Author(s): Peter Bryer
The Federal Communications Commission (FCC) in the US has fined AT&T $100 million for short-changing subscribers who had signed up for unlimited data plans but were throttled to slower access speeds when they exceeded 5GB of data usage in a month.
Throttling doesn't increase revenue for operators; it's intended to manage subscriber behaviour by dampening expectations. Yet subscribers' expectations just keep rising. Many unlimited contracts were signed in the days before data-rich video services became widely watched on mobile devices and before cord-cutting became a common phenomenon.
Although acceptable-use policies might be deeply buried in subscriber contracts, in its latest ruling the FCC appears to stress the semantics of the case, saying the term "unlimited" is unambiguous: something is either unlimited or it isn't, and throttling data speeds is a form of limited access.
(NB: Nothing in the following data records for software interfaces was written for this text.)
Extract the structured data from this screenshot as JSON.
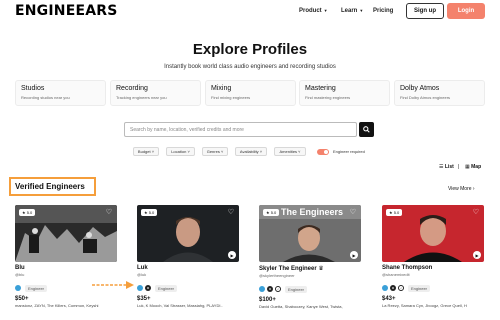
{
  "header": {
    "logo": "ENGINEEARS",
    "nav": [
      {
        "label": "Product",
        "dropdown": true
      },
      {
        "label": "Learn",
        "dropdown": true
      },
      {
        "label": "Pricing",
        "dropdown": false
      }
    ],
    "signup_label": "Sign up",
    "login_label": "Login"
  },
  "hero": {
    "title": "Explore Profiles",
    "subtitle": "Instantly book world class audio engineers and recording studios"
  },
  "categories": [
    {
      "title": "Studios",
      "desc": "Recording studios near you"
    },
    {
      "title": "Recording",
      "desc": "Tracking engineers near you"
    },
    {
      "title": "Mixing",
      "desc": "Find mixing engineers"
    },
    {
      "title": "Mastering",
      "desc": "Find mastering engineers"
    },
    {
      "title": "Dolby Atmos",
      "desc": "Find Dolby Atmos engineers"
    }
  ],
  "search": {
    "placeholder": "Search by name, location, verified credits and more"
  },
  "filters": [
    {
      "label": "Budget"
    },
    {
      "label": "Location"
    },
    {
      "label": "Genres"
    },
    {
      "label": "Availability"
    },
    {
      "label": "Amenities"
    }
  ],
  "engineer_toggle": {
    "label": "Engineer required",
    "on": true
  },
  "view": {
    "list_label": "List",
    "map_label": "Map",
    "separator": "|"
  },
  "section": {
    "title": "Verified Engineers",
    "view_more": "View More"
  },
  "cards": [
    {
      "name": "Blu",
      "handle": "@blu",
      "rating": "5.0",
      "price": "$50+",
      "credits": "mansionz, ZAYN, The Killers, Common, Keyshi",
      "chip": "Engineer",
      "has_play": false
    },
    {
      "name": "Luk",
      "handle": "@luk",
      "rating": "5.0",
      "price": "$35+",
      "credits": "Luk, K Mooch, Val Strasser, Massiahg, PLAYDI..",
      "chip": "Engineer",
      "has_play": true
    },
    {
      "name": "Skyler The Engineer",
      "handle": "@skylertheengineer",
      "rating": "5.0",
      "price": "$100+",
      "credits": "David Guetta, Shaboozey, Kanye West, Twista,",
      "chip": "Engineer",
      "has_play": true,
      "thumb_text": "The Engineers"
    },
    {
      "name": "Shane Thompson",
      "handle": "@shanemixedit",
      "rating": "5.0",
      "price": "$43+",
      "credits": "La Reezy, Samara Cyn, Jboogz, Grece Quell, H",
      "chip": "Engineer",
      "has_play": true
    }
  ],
  "colors": {
    "accent": "#f4826c",
    "highlight": "#f59e3b"
  }
}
The FCC's decision to fine AT&T means that Verizon, Sprint and T-Mobile are being put on warning. AT&T will fight the case, and mobile operators everywhere will be following the outcome with interest.
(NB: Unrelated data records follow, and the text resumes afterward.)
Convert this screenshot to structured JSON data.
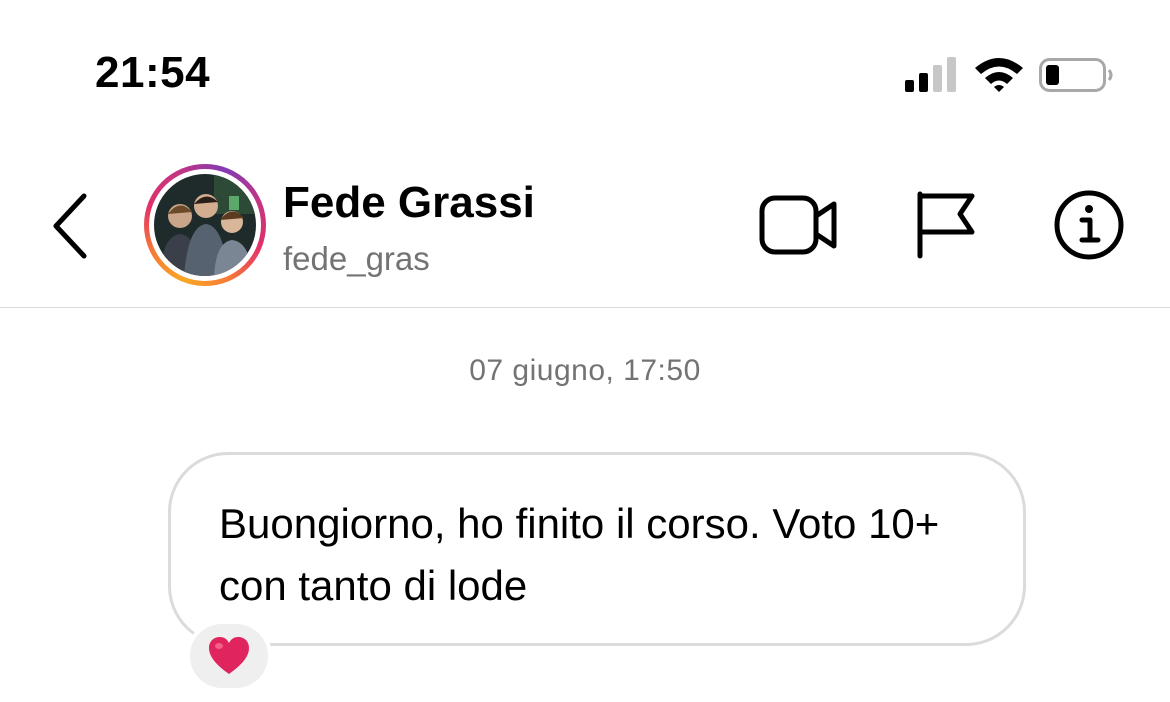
{
  "status_bar": {
    "time": "21:54",
    "icons": [
      "cellular-signal-icon",
      "wifi-icon",
      "battery-icon"
    ]
  },
  "header": {
    "back_icon": "chevron-left-icon",
    "contact": {
      "name": "Fede Grassi",
      "username": "fede_gras",
      "has_story_ring": true
    },
    "actions": [
      {
        "icon": "video-call-icon"
      },
      {
        "icon": "flag-icon"
      },
      {
        "icon": "info-icon"
      }
    ]
  },
  "conversation": {
    "timestamp": "07 giugno, 17:50",
    "messages": [
      {
        "text": "Buongiorno, ho finito il corso. Voto 10+ con tanto di lode",
        "reaction": "heart-emoji"
      }
    ]
  },
  "colors": {
    "secondary_text": "#737373",
    "bubble_border": "#dbdbdb",
    "reaction_bg": "#efefef",
    "heart": "#e0245e"
  }
}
The FCC's jurisdiction deals with the access portion of the equation, but this case straddles technical communications and consumer protection. The US Federal Trade Commission scrutinises marketing practices. For several years now, acting on consumer complaints, it has been warning AT&T about its use of "unlimited" in advertisements and its lack of transparency in contracts. (AT&T's current information page for "legacy unlimited" subscribers makes the numbers clear, for those who want to check the rules.)
The problem is the result of competitive pressure among operators and some short-term thinking. In an effort to prevent churn and win new subscribers while maintaining ARPU, unlimited access seemed like a good idea. But the jump from chatting apps to hi-definition video streaming suggests that operators should never underestimate the world's desire to share.
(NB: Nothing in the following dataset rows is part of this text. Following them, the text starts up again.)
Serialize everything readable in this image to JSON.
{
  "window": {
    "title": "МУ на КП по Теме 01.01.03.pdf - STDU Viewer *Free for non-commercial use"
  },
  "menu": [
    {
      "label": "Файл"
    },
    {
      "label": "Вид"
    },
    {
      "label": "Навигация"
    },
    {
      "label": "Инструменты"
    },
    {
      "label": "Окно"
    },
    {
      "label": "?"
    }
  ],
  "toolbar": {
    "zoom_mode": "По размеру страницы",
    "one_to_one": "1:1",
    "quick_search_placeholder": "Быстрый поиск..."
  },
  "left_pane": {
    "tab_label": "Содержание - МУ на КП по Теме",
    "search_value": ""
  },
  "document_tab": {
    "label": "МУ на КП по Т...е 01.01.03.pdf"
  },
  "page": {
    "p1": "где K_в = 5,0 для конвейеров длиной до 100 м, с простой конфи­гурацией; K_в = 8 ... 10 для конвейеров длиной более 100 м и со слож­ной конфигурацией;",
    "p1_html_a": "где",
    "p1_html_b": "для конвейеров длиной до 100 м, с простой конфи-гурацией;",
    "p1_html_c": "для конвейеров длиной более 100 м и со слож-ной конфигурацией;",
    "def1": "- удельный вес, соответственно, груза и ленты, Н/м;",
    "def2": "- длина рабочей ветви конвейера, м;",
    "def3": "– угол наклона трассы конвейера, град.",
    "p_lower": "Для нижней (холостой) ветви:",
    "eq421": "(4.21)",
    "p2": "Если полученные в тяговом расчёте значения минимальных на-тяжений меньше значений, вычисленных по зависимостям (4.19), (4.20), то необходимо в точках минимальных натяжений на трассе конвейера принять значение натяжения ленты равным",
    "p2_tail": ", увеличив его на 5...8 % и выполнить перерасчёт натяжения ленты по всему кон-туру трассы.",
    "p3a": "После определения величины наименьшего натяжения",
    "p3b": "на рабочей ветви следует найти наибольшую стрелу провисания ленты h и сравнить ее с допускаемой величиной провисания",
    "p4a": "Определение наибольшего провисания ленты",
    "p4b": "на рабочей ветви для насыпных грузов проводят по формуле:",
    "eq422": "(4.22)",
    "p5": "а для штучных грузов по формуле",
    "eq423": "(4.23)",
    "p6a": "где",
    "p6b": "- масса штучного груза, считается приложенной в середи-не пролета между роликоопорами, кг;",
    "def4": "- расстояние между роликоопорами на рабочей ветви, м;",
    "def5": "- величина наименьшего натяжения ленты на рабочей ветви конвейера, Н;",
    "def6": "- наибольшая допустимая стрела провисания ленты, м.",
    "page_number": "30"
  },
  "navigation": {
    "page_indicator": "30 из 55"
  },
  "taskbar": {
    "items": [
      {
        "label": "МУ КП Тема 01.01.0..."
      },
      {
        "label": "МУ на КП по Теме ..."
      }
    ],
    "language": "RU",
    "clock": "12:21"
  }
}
AT&T and Verizon are now selling numbers rather than names with gigabyte-based deals, although Sprint and T-Mobile continue to compete with "unlimited" as a sales edge over their larger competitors. In a remarkable tautology, Sprint even offers an Unlimited Plus package.
There appear to be no limits to users' expectations to be untethered, and network optimisation has become vital to maintaining quality connections for a rising number of devices. Spectrum is one scarce resource in the value chain, which means promises will come with limits.